On overcast days I feel that way about restaurant blogging, which boomed in an explosion of populist Internet enthusiasm a few years ago. But the reality was that much of it was done with at least one eye on a career, and many of Chicago’s restaurant bloggers—like Michael Nagrant of Hungry Magazine, Carly Fisher of Chicago Brunch Blog, and, uh, me—have mostly had professional gigs since, while others just faded away after a season, like the subjects of this Reader piece two years ago. The blog moment passed; genuinely amateur commentary moved to social media, where it was easier to find an audience and get instant gratification for one’s (much shorter) wit or insight.

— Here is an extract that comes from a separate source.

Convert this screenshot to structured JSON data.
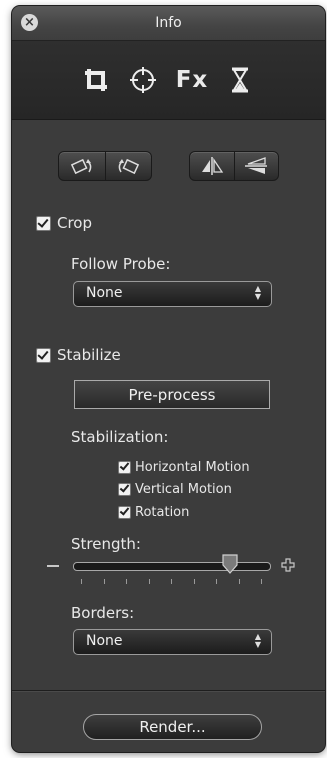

Or so it’s seemed. But in recent times several foodies I’ve gotten to know through the Internet, all professionals in fields besides food, have launched restaurant-review blogs, with no illusions that they’re ever going to replace Phil Vettel as a filler of restaurant reservation books—and no real intention of trying to. Statistically reliable sample or not, it seemed worth asking them: Why now?
“When sites like Chowhound, eGullet, LTHForum, etc, started there really weren’t many places to make your voice heard about food,” says Josh Steinfeld, a compensation consultant whose blog is Stuff I Eat. He participated on all of them, but in time came to feel that an open platform like Twitter was “far more democratic—with Yelp and sites like that there are a lot of sacred cows, politics, etc, that I think get in the way of productive discussion.
“Most of the time 140 characters was enough to get across what I wanted to say about a given place. But there were situations that kept coming up where it would be helpful to expand on a point I was trying to make,” says Steinfeld.”So, it was either start sending out ten-tweet sequences, which sort of defeats the whole point, or give myself a venue to write more words.”
Steinfeld’s blog is often about being on the outside as a consumer of food media, which he sees as frequently boosterish and driven by a PR agenda—as he summed it up in one case, “non-critical coverage of the latest PR driven opening, and non-existent coverage of the closing of a venerable neighborhood restaurant.” For both Steinfeld and Kenny Zuckerberg, who works in corporate e-learning, not being someone trying to break into the mainstream food media or who needs to worry about offending industry sources is essential to the freedom to comment frankly.
Zuckerberg, whose blog Fuckerberg on Food earned its name from a well-known chef’s angry tweet in response to Zuckerberg’s criticism, says “I think a lot of people write blogs because of some semiprofessional ambition or because they hope to get free food, or something else of tangible value out of the experience. I’m not interested in any of that. I just want people I like to read it, and people I don’t like to stay away from it.”
Ultimately, for all of these bloggers, blogging what you eat is a personal endeavor for which readership, influence, or anything else is very much a secondary issue. Wendy Aeschlimann, an attorney, launched her blog, Travels & Tables, after a trip to Lima to check out its much-vaunted dining scene. “I feel like I lost the opportunity to capture some of my travel or eating experiences when I wasn’t blogging. After going to Spain last year and eating at some great restaurants and touring some awesome wineries, and later talking with people about it, I thought that this is kind of exactly what a blog is for—to place your pictures and capture your thoughts.”
Will anyone read those thoughts? Aeschlimann admits that “anyone who takes the leap to blogging, I think, understands that you’re doing it first and foremost for yourself, and you won’t necessarily have the instant feedback that posting on review sites may have.” But she sees it becoming another online accessory: “Soon, I think everyone with a functioning brain and pulse will have a blog. It will be like having a smartphone or an e-mail address.”